With the exception of producers in Florida, vegetable and melon growers across the United States are expected to decrease production in 2002, according to a recent USDA report.
“Although shipping-point prices last spring were 6 percent higher than the previous year, growers and shippers, along with their lenders, will likely remain conservative until clear evidence of improving domestic and export demand appears,” the April Vegetable and Melons Outlook says.
Put out by USDA's Economic Research Service, the report says the number of harvested acres of fresh vegetables and melons in 2002 will be down two percentage points overall. More specifically, vegetable and melon acreage is projected by USDA to decline by 12 percent in Texas, 3 percent in California, and 2 percent in Georgia. Florida growers, meanwhile, are expected to harvest slightly more acreage than in 2001.
Nationwide, melon acreage is projected to decline by four percent in 2002, with watermelons taking the biggest hit with a five-percent drop.
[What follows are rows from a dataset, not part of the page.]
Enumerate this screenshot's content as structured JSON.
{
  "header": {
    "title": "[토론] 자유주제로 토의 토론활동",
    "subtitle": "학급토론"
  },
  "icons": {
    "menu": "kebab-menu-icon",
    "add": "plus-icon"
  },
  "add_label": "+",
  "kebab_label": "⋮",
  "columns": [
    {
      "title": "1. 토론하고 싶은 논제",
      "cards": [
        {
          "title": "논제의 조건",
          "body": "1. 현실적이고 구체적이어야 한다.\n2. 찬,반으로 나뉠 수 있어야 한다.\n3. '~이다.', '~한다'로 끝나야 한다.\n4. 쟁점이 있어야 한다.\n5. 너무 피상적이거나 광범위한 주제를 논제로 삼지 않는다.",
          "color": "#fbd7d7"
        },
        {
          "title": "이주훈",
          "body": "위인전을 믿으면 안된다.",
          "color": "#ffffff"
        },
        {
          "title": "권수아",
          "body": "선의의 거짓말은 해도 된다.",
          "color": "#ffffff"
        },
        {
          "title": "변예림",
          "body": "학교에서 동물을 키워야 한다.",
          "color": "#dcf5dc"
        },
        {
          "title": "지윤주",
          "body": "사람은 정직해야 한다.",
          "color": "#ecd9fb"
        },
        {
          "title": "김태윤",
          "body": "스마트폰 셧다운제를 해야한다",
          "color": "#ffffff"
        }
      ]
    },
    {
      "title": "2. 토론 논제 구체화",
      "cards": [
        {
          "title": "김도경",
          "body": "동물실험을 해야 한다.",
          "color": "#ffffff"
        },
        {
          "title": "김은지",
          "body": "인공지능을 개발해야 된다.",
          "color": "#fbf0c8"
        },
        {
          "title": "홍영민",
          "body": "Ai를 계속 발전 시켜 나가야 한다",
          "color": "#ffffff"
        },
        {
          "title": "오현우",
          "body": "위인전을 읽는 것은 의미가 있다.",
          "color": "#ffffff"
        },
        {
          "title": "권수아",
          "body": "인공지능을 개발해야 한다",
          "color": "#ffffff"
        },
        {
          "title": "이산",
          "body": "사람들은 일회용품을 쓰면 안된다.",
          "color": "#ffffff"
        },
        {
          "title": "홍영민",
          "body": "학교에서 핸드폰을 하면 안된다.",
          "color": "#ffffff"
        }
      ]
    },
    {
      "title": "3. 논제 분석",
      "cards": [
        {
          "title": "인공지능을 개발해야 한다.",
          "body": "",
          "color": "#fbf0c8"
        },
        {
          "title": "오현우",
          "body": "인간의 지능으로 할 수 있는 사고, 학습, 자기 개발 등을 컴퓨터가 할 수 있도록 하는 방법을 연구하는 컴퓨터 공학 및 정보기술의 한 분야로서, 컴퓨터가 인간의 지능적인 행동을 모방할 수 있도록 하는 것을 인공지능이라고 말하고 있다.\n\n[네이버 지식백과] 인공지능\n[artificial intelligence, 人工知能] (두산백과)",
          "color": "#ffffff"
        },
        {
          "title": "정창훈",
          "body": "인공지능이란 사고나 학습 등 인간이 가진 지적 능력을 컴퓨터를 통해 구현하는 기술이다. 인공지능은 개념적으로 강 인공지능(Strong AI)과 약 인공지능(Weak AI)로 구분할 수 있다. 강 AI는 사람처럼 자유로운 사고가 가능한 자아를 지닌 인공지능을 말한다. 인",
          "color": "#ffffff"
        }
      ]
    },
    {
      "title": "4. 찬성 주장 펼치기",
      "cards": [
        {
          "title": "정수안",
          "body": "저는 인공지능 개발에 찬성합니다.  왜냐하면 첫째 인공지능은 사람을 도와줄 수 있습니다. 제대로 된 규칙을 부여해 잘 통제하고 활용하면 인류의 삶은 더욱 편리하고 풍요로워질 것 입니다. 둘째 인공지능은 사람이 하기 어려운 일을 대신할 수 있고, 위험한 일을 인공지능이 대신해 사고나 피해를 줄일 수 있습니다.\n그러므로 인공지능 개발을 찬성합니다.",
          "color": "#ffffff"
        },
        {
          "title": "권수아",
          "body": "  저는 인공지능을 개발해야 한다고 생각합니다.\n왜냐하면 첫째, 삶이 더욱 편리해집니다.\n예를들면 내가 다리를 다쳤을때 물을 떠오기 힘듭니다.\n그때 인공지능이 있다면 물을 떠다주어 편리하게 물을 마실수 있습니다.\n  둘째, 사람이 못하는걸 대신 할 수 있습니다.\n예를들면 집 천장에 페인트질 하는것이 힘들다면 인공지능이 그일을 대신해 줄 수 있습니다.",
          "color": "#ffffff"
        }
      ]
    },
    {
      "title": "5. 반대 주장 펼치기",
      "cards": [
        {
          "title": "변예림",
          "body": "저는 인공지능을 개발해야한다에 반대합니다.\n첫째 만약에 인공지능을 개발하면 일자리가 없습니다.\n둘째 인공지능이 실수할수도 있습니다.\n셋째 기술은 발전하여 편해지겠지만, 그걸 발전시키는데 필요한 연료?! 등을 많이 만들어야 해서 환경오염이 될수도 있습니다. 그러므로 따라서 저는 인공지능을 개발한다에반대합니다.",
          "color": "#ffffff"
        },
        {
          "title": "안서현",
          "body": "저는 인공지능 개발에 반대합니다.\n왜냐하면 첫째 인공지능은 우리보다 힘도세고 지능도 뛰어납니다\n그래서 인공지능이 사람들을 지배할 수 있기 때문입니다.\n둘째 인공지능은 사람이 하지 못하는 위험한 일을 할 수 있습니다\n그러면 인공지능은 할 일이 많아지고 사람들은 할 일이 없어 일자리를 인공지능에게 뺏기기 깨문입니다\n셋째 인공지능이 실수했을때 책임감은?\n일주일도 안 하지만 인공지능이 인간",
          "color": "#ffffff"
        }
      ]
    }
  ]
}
“Despite limited recovery in average prices last year, area devoted to the three leading melon crops was again reduced this spring. Melon area dropped 4 percent after being cut 11 percent last spring,” USDA reports.
“The weak economy of the past year is likely the source of pessimism in melon markets. However, over the last decade, a combination of improved per acre yields and import pressure at the beginning and end of the domestic season have likely restrained price gains and acreage growth.”
The two crops that may be putting the most downward pressure on prices and acreage are watermelons and cantaloupes. Watermelon yields have risen an estimated 56 percent since 1992, while 35 percent of cantaloupe consumption now comes from imports, compared with 23 percent in the period between 1989 and 1991, USDA reports.
In comparison to melons, tighter supplies of most fresh-market vegetables combined with acreage decreases are pushing grower and retail prices upward.
Fresh market shipments, including imports, were one percent below a year ago during the first quarter of 2002, with March volume down 11 percent. As a result, grower prices averaged 53 percent higher for the quarter and retail prices averaged eight percent above a year earlier, the USDA outlook report says.
Leading the charge in higher prices is head lettuce with a 2002 first quarter price increase of 202 percent, followed by cauliflower, up 68 percent, and broccoli, up 63 percent.
Fueling the rise in lettuce prices are short supplies caused by the combination of a 3 percent cut in acreage, unusually warm fall weather, and a persistent run of colder-than-normal weather in the main California and Arizona desert winter vegetable growing regions.
These factors also contributed to well below normal head sizes and weights.
Contributing to the shortage was an increased demand by processors of bagged salads and other fresh-cut products. These firms, the report says, require a certain volume of lettuce to prepare their products and generally have contracts with growers to supply it.
With per-acre yields down, more acreage is required to satisfy processor needs, leaving less product to be shipped into the retail bulk market.
“In the face of improving demand from a strengthening economy, this forced shipping point prices in March to run as much as seven times above a year earlier for a 24-head carton of film-wrapped iceberg lettuce,” USDA reports. “Improving supplies of iceberg lettuce from California's San Joaquin Valley helped topple record-high shipping point prices from nearly $60 per 24-head carton of film-wrapped lettuce in late March to less than $5 per carton in early April.”
USDA's Economic Research Service says it expected lettuce prices to remain volatile into early May, at which time the Salinas Valley would supply the bulk of the nation's lettuce. That's important because less than 1 percent of U.S. head lettuce consumption comes from outside the United States, because domestic shippers usually offer a steady supply of low-cost lettuce.
Overall, harvested acres of 11 fresh vegetables fell 1 percent this spring. USDA says gains of 4 percent for tomatoes and bell peppers were outweighed by reduced area for broccoli, carrots, cucumbers and cabbage.
“In addition to lower acreage, spring shipment volume could be trimmed as a result of brief cold snaps in Florida, Georgia and Texas. Reports of wind-caused bloom drop and uneven plant growth due to earlier temperature extremes, both cold and hot, may lead to sporadic spring shipment volume and price fluctuations well into May,” USDA reports.
The Economic Research Service is forecasting per capita vegetable and melon use will rise 1 percent to 451 pounds per person in 2002, with most of the increase coming from processing vegetables. However, little change in use is expected, as reduced domestic output will likely be offset by rising imports.